Directions for this task: The lines to be set down run from the line containing "Output a JSON" through the final line of the data below; print them exactly and print nothing else.
★ ★ ★ ★
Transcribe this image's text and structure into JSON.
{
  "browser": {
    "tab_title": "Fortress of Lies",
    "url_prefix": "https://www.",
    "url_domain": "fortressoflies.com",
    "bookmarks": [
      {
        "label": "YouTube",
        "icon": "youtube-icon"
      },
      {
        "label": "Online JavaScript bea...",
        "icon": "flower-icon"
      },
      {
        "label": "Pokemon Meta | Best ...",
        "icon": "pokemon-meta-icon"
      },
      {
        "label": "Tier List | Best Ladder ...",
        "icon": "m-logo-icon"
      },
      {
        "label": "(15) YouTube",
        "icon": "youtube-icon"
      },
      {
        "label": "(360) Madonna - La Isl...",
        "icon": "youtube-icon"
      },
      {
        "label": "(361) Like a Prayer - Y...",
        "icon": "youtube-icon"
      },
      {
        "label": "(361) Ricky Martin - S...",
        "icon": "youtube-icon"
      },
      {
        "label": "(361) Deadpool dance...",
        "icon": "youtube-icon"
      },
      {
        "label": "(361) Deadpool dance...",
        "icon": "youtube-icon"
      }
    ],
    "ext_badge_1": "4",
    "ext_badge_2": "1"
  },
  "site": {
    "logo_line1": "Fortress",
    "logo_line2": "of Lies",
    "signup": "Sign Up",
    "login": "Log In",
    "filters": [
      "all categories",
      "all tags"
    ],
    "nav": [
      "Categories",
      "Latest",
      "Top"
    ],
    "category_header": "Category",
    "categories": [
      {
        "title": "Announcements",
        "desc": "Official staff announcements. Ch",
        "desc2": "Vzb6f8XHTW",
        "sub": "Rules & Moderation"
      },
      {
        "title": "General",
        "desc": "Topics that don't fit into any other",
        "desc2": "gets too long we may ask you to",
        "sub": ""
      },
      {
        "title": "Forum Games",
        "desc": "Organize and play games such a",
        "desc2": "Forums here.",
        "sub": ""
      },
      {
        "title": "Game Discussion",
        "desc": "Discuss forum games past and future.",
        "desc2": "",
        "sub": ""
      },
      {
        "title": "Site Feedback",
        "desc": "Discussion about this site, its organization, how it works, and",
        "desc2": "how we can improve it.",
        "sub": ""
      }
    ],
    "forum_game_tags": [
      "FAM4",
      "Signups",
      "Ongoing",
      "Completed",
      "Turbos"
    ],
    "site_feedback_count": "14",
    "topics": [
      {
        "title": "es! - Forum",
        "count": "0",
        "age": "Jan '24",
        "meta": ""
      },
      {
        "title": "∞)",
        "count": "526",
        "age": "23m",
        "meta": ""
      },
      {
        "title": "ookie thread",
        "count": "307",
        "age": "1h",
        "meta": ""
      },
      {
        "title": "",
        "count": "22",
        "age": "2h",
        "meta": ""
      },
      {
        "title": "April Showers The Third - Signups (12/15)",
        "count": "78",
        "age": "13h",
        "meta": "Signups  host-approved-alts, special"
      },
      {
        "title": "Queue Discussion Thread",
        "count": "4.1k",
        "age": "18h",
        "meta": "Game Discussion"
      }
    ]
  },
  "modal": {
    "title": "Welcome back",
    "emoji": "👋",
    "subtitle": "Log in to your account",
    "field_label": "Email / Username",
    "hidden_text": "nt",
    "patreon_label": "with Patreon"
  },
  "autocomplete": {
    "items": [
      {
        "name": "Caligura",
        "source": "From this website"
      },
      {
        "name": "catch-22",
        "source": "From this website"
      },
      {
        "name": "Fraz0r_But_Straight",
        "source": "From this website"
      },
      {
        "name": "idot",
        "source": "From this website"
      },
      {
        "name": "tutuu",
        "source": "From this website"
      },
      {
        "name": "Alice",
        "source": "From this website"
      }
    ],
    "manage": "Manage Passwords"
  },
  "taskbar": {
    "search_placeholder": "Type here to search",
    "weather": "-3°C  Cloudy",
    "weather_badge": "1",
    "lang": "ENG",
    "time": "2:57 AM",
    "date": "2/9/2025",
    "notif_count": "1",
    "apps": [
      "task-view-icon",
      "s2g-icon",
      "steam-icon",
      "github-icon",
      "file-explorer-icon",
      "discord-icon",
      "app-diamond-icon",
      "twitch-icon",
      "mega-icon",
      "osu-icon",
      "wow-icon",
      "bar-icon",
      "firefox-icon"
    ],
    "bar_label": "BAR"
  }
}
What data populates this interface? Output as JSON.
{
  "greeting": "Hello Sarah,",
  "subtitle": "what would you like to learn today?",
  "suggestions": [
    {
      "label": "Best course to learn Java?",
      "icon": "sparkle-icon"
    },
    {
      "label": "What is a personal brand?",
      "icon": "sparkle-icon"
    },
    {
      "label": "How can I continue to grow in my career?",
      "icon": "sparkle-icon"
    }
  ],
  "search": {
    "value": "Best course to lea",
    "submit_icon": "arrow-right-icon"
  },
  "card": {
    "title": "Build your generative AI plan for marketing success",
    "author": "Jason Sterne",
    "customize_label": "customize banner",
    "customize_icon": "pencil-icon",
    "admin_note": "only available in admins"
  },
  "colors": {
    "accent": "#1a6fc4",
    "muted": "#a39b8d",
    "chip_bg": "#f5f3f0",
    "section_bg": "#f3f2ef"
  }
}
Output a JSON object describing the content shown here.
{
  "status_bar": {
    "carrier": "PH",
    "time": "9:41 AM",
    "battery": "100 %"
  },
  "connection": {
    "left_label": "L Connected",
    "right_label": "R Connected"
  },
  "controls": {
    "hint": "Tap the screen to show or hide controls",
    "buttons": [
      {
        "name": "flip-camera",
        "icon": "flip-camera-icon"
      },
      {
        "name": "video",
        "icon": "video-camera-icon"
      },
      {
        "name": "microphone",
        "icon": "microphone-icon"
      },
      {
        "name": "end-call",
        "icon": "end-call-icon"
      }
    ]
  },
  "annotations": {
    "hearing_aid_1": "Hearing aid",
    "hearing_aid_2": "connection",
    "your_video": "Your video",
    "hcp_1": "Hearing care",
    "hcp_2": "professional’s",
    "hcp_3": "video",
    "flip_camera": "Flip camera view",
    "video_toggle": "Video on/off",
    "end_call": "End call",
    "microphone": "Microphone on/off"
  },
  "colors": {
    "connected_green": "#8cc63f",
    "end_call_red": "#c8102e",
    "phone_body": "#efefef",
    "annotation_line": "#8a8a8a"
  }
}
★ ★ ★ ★
Solution to the problem:
Output a JSON object describing the content shown here.
{
  "status_bar": {
    "carrier": "PH",
    "time": "9:41 AM",
    "battery": "100 %"
  },
  "connection": {
    "left_label": "L Connected",
    "right_label": "R Connected"
  },
  "controls": {
    "hint": "Tap the screen to show or hide controls",
    "buttons": [
      {
        "name": "flip-camera",
        "icon": "flip-camera-icon"
      },
      {
        "name": "video",
        "icon": "video-camera-icon"
      },
      {
        "name": "microphone",
        "icon": "microphone-icon"
      },
      {
        "name": "end-call",
        "icon": "end-call-icon"
      }
    ]
  },
  "annotations": {
    "hearing_aid_1": "Hearing aid",
    "hearing_aid_2": "connection",
    "your_video": "Your video",
    "hcp_1": "Hearing care",
    "hcp_2": "professional’s",
    "hcp_3": "video",
    "flip_camera": "Flip camera view",
    "video_toggle": "Video on/off",
    "end_call": "End call",
    "microphone": "Microphone on/off"
  },
  "colors": {
    "connected_green": "#8cc63f",
    "end_call_red": "#c8102e",
    "phone_body": "#efefef",
    "annotation_line": "#8a8a8a"
  }
}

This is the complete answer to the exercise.